The individual ovens are skinny to allow even and fast heating of the whole interior. Numbers are cut into signs because no paint could withstand the heat or corrosive emissions from the coking process.
Looking from the main shop into the boiler shop, one of three attached buildings that specialized in certain repairs. One thing that architectural photographers have to work with is an elongated “magic hour” with ideal shadowing and coloring–this photo is a result of that lighting.
These stairs lead to the balcony.
Looking up at the LEMP malting plant elevator. Look at that BRICKWORK!
Looking down at the Port Arthur Ore Dock from Manitoba Pool Elevator #3. The conveyor belts are gone and King Elevator is in the far distance.
Originally, this part of the dock was reserved for the weather station.
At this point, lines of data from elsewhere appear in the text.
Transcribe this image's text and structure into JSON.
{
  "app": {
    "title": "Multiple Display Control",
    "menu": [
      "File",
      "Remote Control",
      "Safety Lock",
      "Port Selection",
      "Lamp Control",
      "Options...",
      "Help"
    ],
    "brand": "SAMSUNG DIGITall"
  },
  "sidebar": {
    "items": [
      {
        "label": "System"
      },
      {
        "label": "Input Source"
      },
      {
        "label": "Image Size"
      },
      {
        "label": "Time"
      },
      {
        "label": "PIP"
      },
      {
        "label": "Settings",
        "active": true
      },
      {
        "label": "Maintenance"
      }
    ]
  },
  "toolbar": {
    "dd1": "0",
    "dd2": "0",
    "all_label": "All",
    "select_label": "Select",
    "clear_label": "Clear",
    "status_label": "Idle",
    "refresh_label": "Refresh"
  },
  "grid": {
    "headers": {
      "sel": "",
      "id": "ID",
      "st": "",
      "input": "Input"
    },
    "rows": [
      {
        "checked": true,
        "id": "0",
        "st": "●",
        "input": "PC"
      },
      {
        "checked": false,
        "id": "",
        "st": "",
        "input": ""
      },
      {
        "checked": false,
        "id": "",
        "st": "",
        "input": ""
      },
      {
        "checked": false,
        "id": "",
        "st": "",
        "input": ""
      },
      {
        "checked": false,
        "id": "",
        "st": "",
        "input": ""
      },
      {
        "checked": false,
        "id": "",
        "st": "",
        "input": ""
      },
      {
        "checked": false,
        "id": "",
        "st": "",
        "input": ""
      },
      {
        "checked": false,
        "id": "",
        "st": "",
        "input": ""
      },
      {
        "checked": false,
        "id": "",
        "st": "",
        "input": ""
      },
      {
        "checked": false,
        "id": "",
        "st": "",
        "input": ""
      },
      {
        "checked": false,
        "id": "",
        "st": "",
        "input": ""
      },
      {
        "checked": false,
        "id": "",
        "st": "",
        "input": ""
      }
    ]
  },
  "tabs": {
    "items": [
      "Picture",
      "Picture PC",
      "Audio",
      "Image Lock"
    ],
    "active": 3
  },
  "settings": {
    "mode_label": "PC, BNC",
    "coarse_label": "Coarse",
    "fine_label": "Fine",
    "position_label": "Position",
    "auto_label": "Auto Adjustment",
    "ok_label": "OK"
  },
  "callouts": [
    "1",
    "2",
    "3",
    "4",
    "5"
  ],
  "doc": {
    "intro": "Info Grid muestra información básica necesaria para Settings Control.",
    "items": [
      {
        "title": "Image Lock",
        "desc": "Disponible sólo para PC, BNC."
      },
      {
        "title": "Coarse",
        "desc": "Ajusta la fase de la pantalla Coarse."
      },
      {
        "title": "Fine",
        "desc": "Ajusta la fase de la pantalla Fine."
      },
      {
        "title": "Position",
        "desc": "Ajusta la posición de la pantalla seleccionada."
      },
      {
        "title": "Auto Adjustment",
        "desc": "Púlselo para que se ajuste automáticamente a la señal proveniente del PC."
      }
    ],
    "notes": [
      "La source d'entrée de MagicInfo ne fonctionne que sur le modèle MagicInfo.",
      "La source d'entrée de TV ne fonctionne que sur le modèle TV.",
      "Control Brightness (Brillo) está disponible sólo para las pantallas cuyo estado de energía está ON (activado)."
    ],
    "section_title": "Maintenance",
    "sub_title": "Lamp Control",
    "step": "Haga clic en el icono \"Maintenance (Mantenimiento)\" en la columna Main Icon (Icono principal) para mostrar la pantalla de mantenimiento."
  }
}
Before developers saw to cut and cut the flour mills inside Pillsbury, they stood at the ready beside various purposeful chutes the traversed the floors of between sorters. These machines were belt-driven by the power of Pillsbury’s Mississippi headraces and turbines, the force of which notoriously shook the building’s foundations themselves. The wheels would change the grade of the flour, or the size of the dust produced from crushing the kernels.
Between the Old Crow and Old Taylor bonded warehouses are some of the fouled barrels, now the only ones left, which were left to rot in the elements. Nearby in a loading bay that has obviously been disused longer than the rest of the property, terra cotta roofing waits in crates.
I wanted to see the third floor to get a better view, but the third floor had already been demolished. The old walls had cascaded down the staircases. This building is gone, now, as you can expect.
The portal facing Taconite Harbor (at a healthy distance) is mostly closed. Some kids put bullet holes in it. Shooting down a long tunnel is extremely dangerous, and you should not do it, obviously. Mamiya 6/Portra 160